_Data for analysis:_
_ _ _

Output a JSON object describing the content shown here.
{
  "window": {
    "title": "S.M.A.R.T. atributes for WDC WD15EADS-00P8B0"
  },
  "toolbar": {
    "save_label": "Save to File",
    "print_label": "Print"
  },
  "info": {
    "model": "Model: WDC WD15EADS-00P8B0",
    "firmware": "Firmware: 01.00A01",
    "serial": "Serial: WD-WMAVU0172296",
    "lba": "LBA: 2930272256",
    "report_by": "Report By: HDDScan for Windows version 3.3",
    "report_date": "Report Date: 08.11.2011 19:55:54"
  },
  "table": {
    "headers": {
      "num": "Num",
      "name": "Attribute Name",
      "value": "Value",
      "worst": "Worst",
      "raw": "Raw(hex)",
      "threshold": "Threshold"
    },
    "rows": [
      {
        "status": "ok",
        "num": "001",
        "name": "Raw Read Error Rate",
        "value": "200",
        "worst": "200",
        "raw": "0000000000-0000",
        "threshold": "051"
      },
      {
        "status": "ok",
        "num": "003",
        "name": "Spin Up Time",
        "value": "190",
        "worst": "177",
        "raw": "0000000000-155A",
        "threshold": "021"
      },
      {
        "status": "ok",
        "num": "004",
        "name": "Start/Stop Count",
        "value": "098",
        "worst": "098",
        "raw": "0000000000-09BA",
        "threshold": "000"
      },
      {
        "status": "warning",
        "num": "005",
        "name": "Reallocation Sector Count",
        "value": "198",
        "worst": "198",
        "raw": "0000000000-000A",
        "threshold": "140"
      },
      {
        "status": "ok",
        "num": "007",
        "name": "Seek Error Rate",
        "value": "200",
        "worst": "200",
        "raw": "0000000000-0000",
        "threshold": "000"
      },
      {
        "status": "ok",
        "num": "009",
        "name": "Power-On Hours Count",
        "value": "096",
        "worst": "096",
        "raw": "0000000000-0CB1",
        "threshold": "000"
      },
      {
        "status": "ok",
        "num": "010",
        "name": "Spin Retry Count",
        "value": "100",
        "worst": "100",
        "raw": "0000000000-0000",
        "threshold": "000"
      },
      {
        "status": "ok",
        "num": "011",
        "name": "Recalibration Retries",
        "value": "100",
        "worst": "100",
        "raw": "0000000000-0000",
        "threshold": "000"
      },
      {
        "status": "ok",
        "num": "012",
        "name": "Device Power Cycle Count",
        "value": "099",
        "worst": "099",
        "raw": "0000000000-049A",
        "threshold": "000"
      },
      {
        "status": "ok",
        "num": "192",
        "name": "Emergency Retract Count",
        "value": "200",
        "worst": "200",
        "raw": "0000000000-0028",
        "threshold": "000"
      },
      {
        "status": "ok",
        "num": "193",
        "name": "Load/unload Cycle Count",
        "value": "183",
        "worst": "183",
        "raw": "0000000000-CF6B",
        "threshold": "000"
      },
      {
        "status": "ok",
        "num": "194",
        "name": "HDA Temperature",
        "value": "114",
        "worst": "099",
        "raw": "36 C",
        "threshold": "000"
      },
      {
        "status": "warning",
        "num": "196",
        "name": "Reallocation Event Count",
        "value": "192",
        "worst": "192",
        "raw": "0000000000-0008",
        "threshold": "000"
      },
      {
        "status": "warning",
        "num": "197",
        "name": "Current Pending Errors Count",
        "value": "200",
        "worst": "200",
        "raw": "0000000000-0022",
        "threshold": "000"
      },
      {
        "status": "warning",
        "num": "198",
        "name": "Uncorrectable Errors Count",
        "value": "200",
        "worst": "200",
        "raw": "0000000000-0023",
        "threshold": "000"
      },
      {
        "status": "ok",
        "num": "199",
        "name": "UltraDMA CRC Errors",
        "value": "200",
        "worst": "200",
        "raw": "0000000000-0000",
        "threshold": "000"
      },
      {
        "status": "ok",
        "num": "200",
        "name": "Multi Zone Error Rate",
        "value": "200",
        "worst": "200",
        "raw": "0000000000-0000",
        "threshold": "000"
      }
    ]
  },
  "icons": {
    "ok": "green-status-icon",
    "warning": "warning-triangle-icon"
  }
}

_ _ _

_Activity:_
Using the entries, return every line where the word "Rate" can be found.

_Response to the task:_
        "name": "Raw Read Error Rate",
        "name": "Seek Error Rate",
        "name": "Multi Zone Error Rate",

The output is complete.